◆ **Exercise prompt**
Find every line in the listing below that includes the word "JSON", then give only how many there are.

◆ **Supplied data**
※ ※ ※
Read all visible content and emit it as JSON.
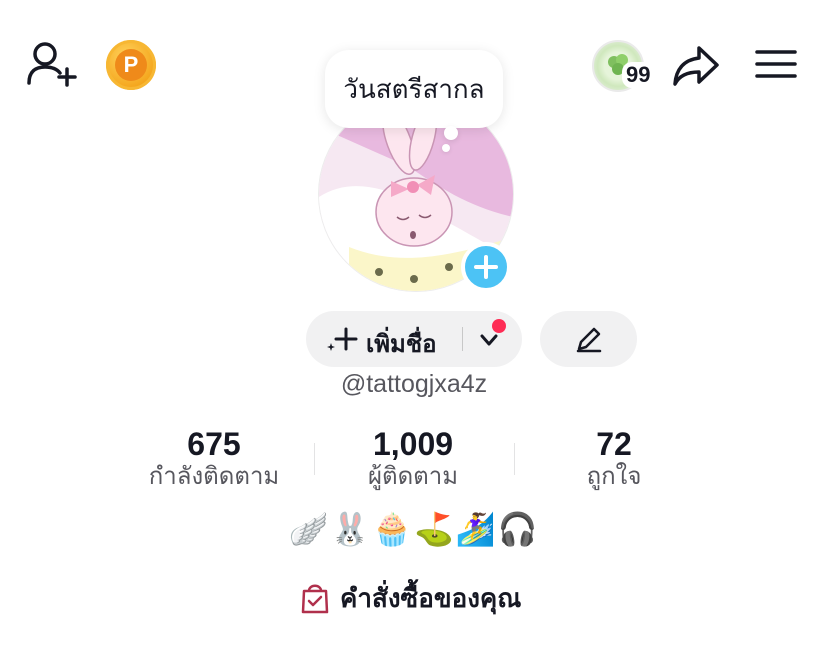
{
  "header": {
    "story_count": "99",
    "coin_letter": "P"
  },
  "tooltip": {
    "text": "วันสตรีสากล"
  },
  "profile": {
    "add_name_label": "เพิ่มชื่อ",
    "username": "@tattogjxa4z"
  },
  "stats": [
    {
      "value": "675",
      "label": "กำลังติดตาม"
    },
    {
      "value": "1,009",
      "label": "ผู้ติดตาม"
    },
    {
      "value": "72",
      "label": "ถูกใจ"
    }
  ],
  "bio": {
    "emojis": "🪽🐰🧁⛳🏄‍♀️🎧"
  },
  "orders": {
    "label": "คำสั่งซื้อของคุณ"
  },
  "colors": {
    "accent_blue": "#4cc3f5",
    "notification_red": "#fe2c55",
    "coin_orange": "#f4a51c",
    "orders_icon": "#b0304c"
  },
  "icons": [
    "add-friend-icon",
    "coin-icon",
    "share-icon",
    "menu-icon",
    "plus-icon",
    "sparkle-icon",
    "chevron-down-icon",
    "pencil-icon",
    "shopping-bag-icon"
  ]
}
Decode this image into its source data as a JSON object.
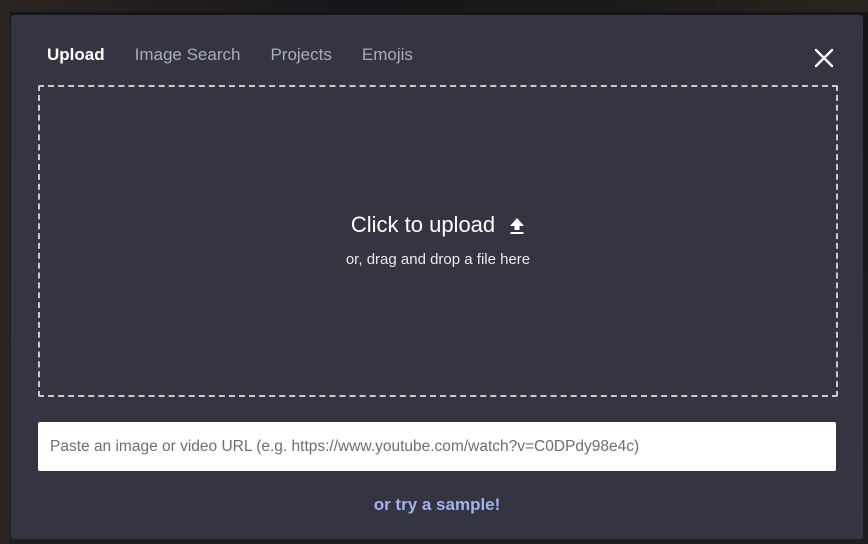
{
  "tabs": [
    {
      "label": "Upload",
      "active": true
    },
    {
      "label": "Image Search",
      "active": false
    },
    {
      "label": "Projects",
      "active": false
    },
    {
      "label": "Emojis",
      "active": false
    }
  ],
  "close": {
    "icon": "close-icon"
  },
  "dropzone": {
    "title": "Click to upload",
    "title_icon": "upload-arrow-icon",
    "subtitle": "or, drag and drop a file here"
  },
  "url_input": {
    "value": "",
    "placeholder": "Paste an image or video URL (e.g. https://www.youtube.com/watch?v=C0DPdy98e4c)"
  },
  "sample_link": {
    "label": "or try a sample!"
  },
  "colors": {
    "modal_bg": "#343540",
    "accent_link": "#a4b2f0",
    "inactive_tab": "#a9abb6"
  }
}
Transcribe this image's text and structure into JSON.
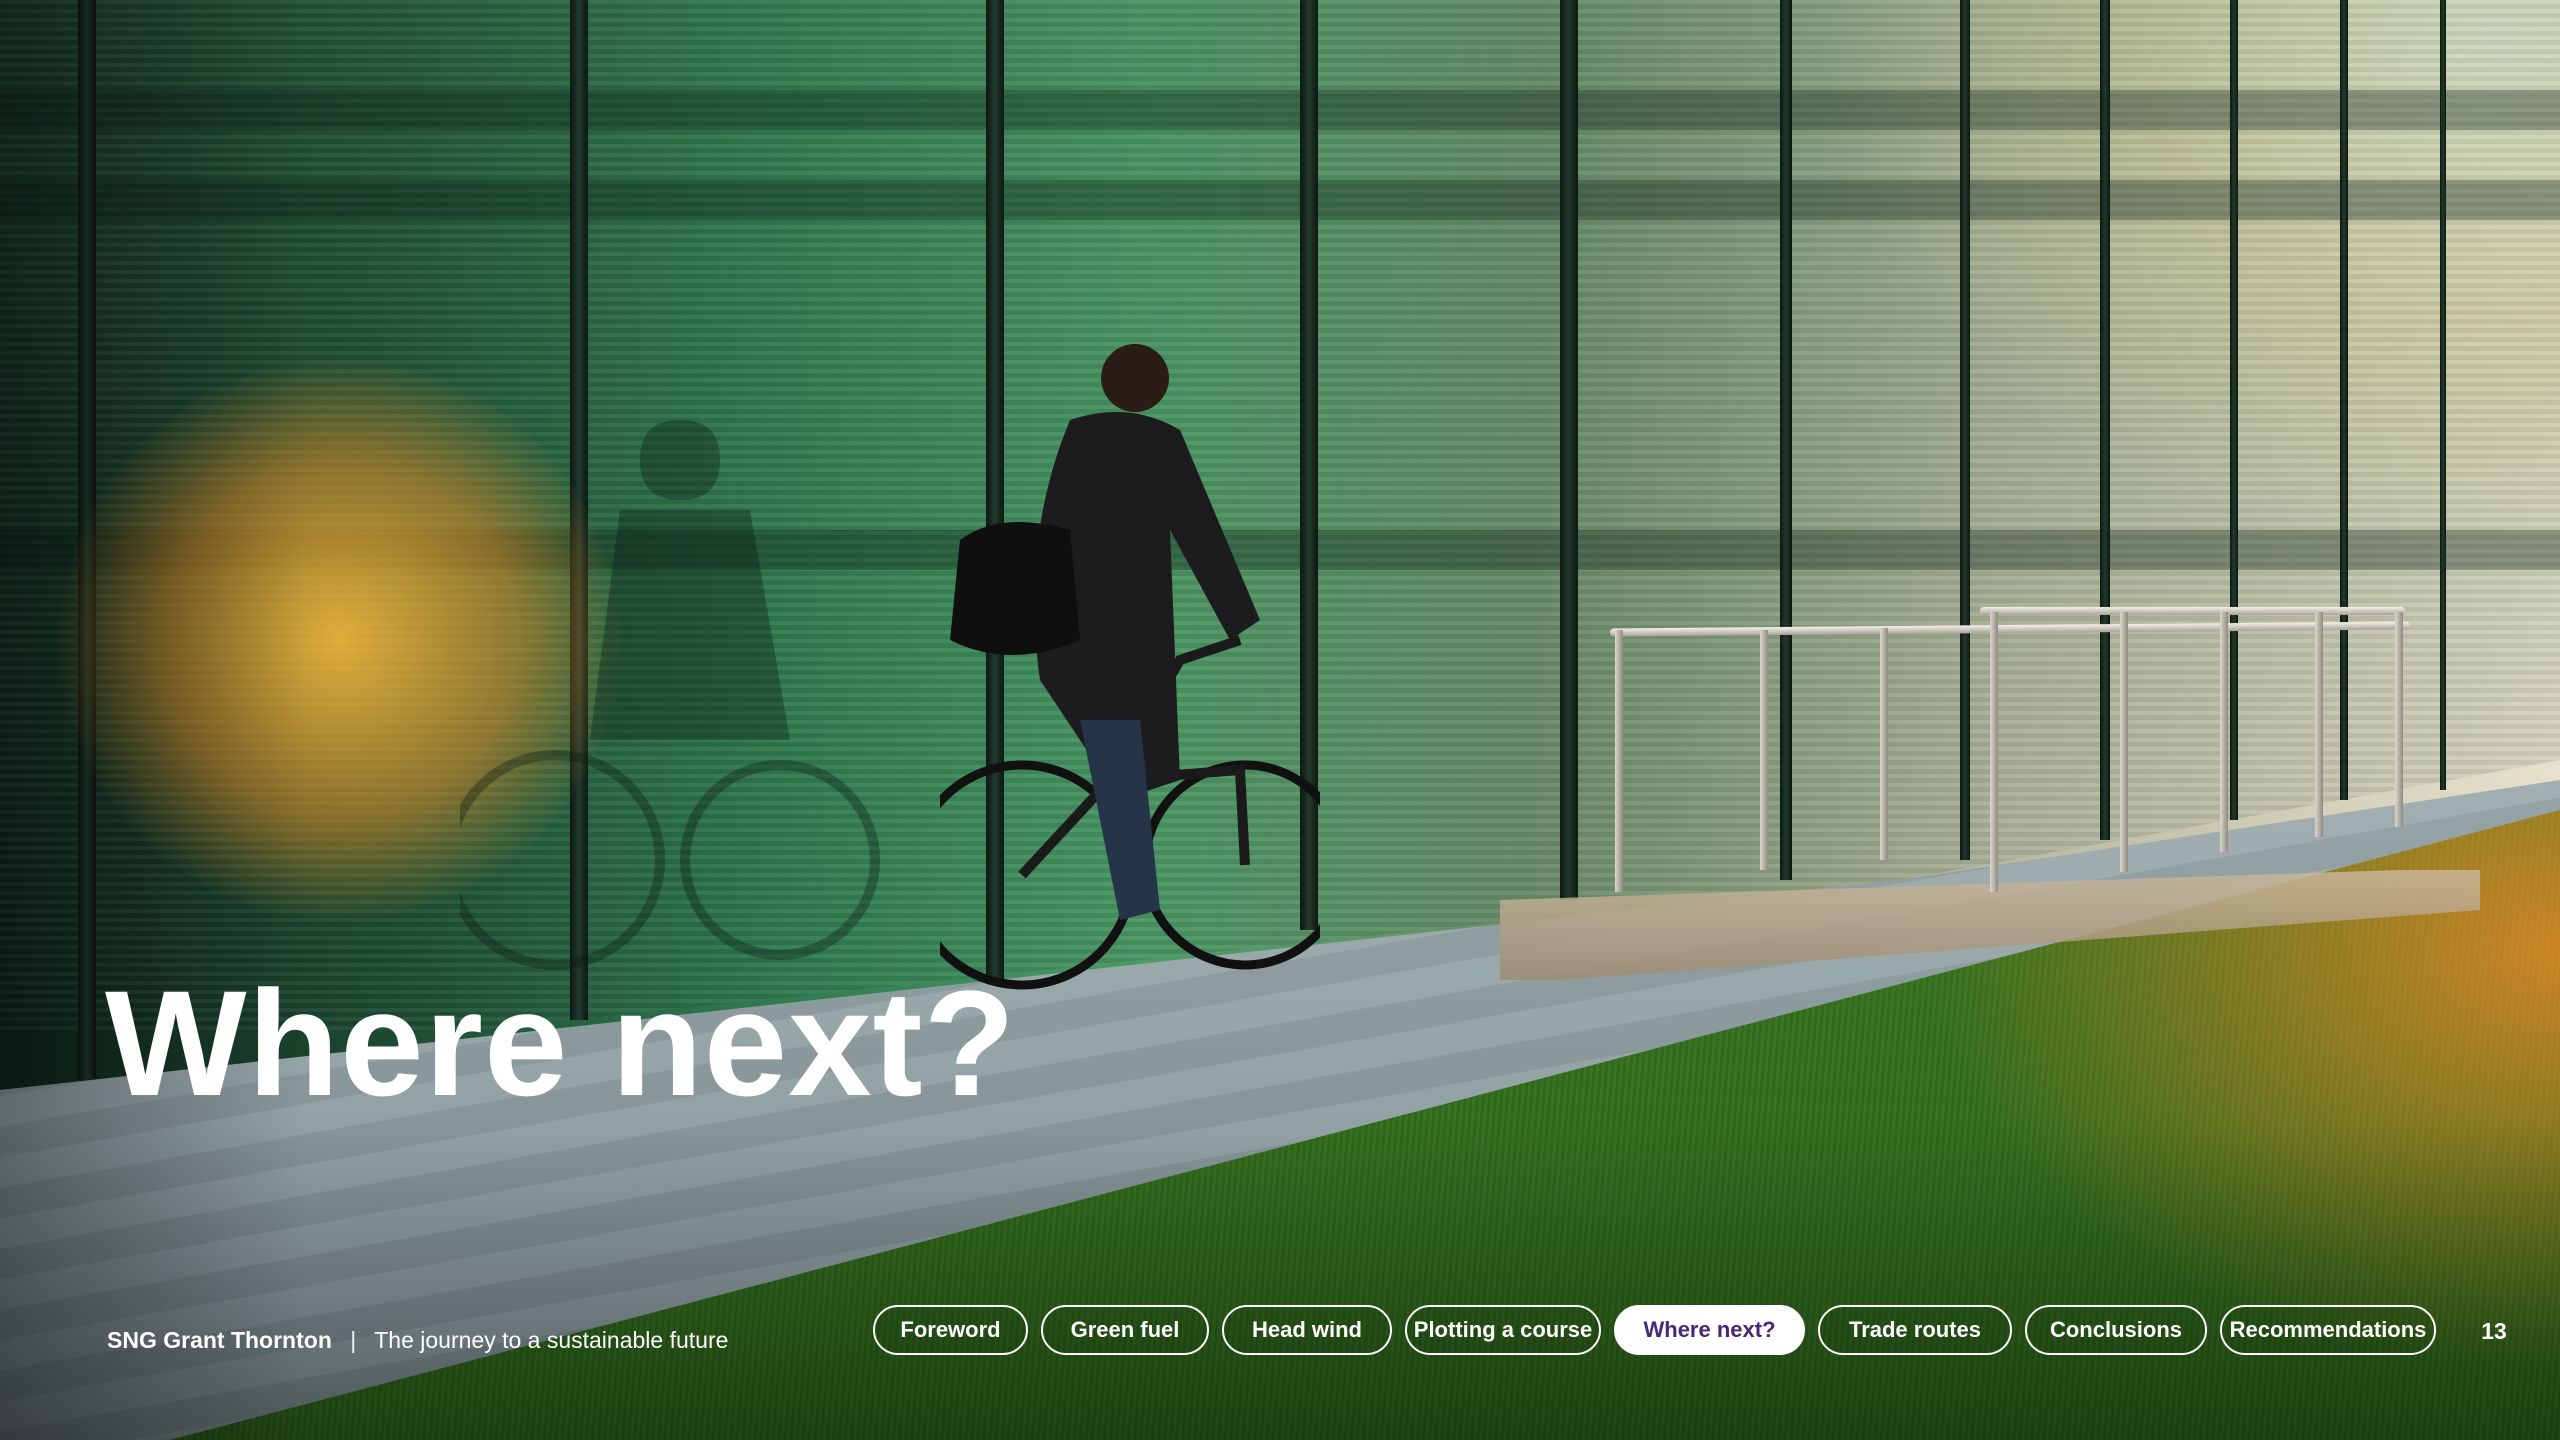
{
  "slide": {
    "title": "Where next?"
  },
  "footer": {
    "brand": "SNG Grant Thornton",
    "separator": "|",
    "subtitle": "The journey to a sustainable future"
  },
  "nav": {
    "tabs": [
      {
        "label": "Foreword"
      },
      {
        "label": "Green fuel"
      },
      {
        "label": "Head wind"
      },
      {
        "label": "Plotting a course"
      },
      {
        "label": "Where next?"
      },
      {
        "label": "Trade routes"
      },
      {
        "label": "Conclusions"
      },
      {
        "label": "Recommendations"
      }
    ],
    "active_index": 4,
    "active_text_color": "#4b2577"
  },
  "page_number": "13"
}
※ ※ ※
◆ **Answer space**
3